### Assigned task
Every line below that holds the string "letter" should be copied out.

:: Extracted information ::

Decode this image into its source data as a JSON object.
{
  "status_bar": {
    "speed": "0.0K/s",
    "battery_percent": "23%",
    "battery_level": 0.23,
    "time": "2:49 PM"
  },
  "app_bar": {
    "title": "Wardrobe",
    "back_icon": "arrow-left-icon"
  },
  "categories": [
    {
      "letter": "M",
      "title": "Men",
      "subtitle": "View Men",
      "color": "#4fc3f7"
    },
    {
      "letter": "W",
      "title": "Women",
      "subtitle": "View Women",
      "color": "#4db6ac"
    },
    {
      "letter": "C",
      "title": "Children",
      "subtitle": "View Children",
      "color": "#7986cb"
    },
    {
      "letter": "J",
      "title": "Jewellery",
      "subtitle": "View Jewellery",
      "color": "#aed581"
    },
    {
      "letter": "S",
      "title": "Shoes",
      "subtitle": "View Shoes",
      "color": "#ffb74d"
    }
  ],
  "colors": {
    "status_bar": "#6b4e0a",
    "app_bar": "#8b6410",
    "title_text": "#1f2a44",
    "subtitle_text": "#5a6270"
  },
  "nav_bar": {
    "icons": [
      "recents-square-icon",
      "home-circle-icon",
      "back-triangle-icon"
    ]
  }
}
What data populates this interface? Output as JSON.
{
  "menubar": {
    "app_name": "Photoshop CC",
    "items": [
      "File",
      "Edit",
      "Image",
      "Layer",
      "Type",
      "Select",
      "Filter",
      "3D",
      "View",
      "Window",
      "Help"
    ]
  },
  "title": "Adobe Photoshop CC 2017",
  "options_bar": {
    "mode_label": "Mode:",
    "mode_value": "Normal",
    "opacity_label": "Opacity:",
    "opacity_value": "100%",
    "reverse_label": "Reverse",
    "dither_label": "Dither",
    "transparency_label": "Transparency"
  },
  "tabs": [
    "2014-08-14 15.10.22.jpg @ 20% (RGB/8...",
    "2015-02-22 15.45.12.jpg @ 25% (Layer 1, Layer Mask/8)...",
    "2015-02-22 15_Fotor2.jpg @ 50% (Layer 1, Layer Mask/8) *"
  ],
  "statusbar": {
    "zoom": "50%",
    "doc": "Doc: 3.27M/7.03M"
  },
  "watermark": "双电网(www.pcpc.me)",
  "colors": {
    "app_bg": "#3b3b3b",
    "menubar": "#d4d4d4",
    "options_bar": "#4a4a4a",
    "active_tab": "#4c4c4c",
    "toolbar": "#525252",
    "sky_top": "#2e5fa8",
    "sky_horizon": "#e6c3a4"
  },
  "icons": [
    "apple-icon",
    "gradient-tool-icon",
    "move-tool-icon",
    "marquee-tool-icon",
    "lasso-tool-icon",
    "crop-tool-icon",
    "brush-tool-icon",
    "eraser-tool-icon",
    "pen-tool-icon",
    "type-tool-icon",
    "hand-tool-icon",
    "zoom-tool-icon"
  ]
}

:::

### Written reply
      "letter": "M",
      "letter": "W",
      "letter": "C",
      "letter": "J",
      "letter": "S",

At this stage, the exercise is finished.